Most of Reveal's data science team members (I am including both the data science and AI engineering teams) have been with the team for years. Generally they started as interns and have expanded and deepened their expertise just as we have grown our data science capabilities. They are responsible for, among other things, the AI capabilities in Reveal Review, Reveal AI, and Brainspace.
In addition to the skills they have learned on the job, our data science team members bring a wealth of academic experience with credentials including PhD, Master of Science, Bachelor of Science, Bachelor of Engineering, and Bachelor of Technology degrees from University of Chicago; University of Massachusetts Amherst; Illinois Institute of Technology; Michigan State University; University of Mumbai; Sinhgad Academy of Engineering; and Jaypee University of Information Technology.
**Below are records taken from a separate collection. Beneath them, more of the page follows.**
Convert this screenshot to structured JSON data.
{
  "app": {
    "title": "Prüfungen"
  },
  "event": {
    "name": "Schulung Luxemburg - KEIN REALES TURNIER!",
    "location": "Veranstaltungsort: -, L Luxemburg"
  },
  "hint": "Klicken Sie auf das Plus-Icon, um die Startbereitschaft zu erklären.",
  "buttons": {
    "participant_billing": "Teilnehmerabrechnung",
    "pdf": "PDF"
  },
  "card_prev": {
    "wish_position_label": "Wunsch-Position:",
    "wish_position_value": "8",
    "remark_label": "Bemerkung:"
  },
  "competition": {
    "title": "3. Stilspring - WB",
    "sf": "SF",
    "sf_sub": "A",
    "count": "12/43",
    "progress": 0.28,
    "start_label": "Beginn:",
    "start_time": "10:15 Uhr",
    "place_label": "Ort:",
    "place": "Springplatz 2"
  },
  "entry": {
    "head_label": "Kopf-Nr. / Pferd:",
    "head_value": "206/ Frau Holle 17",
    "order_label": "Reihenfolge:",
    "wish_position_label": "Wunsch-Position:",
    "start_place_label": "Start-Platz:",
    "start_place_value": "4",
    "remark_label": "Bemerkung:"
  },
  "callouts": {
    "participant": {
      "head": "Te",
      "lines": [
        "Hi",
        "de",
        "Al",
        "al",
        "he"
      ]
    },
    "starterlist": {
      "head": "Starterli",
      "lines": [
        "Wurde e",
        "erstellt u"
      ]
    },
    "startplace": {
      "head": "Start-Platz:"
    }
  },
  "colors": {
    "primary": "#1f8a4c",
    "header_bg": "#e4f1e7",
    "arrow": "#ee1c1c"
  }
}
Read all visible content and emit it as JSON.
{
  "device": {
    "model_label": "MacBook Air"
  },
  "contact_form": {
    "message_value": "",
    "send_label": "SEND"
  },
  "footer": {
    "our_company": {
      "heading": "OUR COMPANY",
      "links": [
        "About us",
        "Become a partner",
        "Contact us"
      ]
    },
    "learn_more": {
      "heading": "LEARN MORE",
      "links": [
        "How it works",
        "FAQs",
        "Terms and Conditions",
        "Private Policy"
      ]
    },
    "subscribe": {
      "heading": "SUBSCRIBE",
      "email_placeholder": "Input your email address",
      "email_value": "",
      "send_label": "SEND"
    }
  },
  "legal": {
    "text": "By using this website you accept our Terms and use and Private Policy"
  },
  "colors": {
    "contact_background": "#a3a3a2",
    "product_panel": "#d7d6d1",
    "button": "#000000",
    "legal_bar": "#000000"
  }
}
Having such as robust data science team has enabled Reveal to build a platform powered by cutting-edge artificial intelligence and machine learning. You can see the results in Brainspace's visual analytics, in how active learning is woven into Review, and the platform's ability to work deftly with images, foreign language content, and audio files. And you can hear it in what our customers have to say about us: "Intuitive yet robust artificial intelligence", "Best in class legal technology", "Truly outstanding range of AI-driven products".
With the power and technical skills of its data science team, Reveal continues to make the platform even stronger, working every day to develop compelling solutions to the next round of challenges facing legal.
Want to learn more?
I recently chatted with Irina and Dave on eDiscovery Leaders Live, a weekly program hosted by ACEDS and sponsored by Reveal where I chat with leaders in eDiscovery and related fields. During the session, Irina, Dave and I focused on artificial intelligence in eDiscovery. We started with efforts to use AI to deliver “simple” solutions to complex problems and talked about the importance of holding the AI discussion at the right level.
Irina gave us a little background on DLA Piper’s Aiscenion, which her team worked on. Dave and then Irina offered their thoughts on the “every case is special” objections and how to respond to it. We also looked at whether a PhD or MS is needed to make effective use of AI in discovery and how much of the AI plumbing attorneys really need to understand.
Irina and Dave shared info about their teams and what those folks do, a discussion that morphed into learning about AI more generally. Finally, at my request Dave and then Irina peered into their crystal balls to offer thoughts about where AI might take discovery in the future. The video of the session is available on ACEDS social media platforms and the video and transcript of our discussion are available here.